Exercise objective: Search the material for "avatar" and show all lines that contain it.

::::::::::

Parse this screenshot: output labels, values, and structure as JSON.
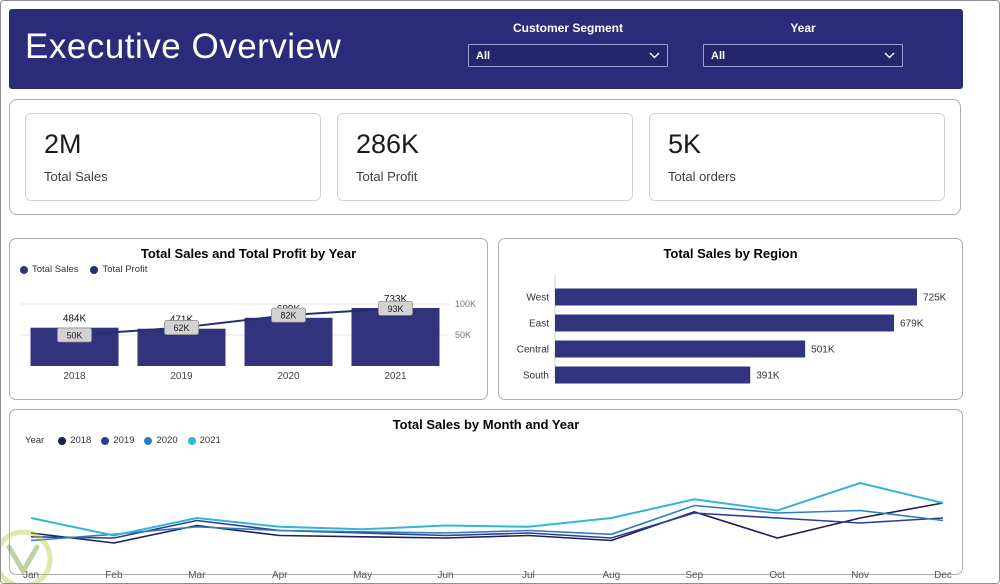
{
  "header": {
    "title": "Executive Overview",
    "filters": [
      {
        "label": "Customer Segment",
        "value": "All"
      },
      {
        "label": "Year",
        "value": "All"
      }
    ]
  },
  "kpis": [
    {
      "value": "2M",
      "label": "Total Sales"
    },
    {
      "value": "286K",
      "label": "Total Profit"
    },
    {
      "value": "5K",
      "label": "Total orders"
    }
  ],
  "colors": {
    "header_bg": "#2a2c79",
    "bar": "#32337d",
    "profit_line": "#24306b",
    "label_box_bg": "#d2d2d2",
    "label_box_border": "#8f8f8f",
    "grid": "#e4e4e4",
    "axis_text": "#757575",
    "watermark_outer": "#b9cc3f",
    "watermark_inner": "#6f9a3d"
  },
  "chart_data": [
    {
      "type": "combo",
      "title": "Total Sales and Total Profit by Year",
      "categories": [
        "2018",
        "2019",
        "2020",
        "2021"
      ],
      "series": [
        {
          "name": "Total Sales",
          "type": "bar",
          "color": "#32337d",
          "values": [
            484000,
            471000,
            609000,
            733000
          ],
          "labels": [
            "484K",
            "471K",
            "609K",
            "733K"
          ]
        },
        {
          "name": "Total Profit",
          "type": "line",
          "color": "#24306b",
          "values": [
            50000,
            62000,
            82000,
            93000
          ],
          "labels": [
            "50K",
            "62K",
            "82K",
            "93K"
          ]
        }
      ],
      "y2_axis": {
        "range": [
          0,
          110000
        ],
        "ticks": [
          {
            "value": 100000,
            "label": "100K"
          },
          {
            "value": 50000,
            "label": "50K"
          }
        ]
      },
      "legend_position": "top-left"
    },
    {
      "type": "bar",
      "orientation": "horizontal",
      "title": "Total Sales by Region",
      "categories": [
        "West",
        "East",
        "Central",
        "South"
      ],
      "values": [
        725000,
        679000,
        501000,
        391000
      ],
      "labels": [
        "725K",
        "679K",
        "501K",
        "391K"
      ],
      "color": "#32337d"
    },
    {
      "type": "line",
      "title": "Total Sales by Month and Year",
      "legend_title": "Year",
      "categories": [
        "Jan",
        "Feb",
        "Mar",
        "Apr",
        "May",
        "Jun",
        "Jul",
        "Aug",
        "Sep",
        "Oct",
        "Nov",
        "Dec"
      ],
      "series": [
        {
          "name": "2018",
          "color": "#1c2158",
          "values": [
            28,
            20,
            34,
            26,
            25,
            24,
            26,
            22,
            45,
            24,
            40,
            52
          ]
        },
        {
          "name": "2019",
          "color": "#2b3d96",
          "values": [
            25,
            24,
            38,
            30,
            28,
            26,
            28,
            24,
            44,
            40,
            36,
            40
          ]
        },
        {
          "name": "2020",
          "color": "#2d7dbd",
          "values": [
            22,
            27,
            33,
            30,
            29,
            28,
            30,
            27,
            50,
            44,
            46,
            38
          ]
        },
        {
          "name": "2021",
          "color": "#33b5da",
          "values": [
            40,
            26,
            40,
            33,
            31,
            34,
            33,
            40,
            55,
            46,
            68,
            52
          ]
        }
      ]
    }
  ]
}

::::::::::

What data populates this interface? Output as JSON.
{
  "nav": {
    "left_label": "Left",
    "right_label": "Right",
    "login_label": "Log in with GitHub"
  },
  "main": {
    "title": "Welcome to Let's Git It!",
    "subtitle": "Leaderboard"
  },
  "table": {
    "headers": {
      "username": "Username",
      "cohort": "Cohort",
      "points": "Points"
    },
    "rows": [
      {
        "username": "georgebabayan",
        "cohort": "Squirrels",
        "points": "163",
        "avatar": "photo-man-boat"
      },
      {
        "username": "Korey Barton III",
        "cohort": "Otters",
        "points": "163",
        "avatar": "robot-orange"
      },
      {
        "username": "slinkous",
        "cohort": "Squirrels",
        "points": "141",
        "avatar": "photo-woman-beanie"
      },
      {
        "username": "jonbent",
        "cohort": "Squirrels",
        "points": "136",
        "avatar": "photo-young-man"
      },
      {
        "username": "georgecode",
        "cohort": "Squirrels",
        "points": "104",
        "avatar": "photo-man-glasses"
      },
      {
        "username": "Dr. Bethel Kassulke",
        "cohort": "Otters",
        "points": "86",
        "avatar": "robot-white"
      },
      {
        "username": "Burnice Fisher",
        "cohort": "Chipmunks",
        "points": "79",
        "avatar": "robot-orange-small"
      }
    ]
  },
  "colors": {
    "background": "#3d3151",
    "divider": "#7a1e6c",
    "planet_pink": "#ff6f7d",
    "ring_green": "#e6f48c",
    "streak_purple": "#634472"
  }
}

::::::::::

Output:
        "avatar": "photo-man-boat"
        "avatar": "robot-orange"
        "avatar": "photo-woman-beanie"
        "avatar": "photo-young-man"
        "avatar": "photo-man-glasses"
        "avatar": "robot-white"
        "avatar": "robot-orange-small"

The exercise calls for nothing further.